§ **Task directions**: Your reply must be the number of lines in the entries that hold the word "likes", and nothing else.
==== Source information
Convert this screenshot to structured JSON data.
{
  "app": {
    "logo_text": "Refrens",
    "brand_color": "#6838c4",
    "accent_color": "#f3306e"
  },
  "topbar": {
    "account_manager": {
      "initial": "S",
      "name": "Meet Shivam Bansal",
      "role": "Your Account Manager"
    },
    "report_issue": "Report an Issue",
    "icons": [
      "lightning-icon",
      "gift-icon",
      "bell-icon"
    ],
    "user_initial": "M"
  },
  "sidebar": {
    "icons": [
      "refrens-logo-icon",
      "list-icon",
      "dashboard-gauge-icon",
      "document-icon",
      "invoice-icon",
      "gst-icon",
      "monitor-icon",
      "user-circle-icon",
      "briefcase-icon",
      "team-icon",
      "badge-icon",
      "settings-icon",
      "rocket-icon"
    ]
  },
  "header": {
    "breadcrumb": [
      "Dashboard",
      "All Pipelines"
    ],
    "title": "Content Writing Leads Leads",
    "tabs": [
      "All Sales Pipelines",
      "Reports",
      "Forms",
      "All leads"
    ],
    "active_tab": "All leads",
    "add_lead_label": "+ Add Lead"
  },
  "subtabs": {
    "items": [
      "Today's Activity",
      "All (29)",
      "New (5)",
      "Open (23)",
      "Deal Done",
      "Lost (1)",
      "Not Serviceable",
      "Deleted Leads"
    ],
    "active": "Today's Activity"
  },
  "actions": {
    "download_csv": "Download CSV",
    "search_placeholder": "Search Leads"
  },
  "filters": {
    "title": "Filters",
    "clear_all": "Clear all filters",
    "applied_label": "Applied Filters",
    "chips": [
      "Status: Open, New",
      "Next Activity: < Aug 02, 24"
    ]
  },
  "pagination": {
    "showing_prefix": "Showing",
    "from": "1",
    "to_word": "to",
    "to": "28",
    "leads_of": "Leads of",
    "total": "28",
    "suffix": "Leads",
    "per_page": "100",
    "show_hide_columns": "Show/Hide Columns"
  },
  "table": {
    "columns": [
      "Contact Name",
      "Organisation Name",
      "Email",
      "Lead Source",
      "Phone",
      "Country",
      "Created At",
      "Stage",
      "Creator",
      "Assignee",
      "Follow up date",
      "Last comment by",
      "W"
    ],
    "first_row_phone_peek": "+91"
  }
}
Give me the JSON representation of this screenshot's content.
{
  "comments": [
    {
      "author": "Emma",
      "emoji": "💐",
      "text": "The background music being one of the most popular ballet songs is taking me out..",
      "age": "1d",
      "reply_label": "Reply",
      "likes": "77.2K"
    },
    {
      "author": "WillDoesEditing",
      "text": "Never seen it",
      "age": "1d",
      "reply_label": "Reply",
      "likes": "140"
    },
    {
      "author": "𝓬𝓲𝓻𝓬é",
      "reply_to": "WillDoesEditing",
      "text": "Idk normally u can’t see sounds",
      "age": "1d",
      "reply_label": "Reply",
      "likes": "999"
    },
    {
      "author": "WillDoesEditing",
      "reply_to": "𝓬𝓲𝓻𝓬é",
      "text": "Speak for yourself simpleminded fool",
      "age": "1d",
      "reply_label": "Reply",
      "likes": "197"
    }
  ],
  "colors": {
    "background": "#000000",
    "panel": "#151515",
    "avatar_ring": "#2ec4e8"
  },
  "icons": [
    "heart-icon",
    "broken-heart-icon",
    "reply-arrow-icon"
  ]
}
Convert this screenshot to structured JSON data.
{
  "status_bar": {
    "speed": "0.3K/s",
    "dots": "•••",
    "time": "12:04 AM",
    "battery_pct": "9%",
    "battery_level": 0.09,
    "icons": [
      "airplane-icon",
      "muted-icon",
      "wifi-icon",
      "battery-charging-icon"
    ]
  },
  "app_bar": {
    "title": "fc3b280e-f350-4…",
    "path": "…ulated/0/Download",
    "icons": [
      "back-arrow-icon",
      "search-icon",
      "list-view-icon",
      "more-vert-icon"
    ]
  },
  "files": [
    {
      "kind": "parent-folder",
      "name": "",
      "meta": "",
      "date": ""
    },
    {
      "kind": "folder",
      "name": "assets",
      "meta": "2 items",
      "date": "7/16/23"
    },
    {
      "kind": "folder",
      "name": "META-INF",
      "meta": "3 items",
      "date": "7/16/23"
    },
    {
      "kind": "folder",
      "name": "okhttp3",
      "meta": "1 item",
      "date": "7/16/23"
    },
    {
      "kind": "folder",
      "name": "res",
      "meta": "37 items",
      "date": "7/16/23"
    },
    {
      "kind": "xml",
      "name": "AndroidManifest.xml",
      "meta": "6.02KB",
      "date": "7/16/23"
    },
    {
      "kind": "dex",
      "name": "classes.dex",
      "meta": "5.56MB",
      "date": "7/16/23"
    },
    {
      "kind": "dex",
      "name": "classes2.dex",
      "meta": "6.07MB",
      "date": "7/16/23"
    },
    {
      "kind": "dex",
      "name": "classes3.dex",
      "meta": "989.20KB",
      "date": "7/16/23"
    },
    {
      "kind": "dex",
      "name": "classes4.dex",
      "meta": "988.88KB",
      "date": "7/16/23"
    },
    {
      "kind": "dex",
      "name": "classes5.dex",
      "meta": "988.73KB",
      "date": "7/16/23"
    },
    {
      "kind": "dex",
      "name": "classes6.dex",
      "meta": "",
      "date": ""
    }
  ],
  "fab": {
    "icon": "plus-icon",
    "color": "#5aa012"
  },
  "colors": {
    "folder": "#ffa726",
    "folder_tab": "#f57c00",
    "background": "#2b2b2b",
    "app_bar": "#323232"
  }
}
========
§ **Result**: 4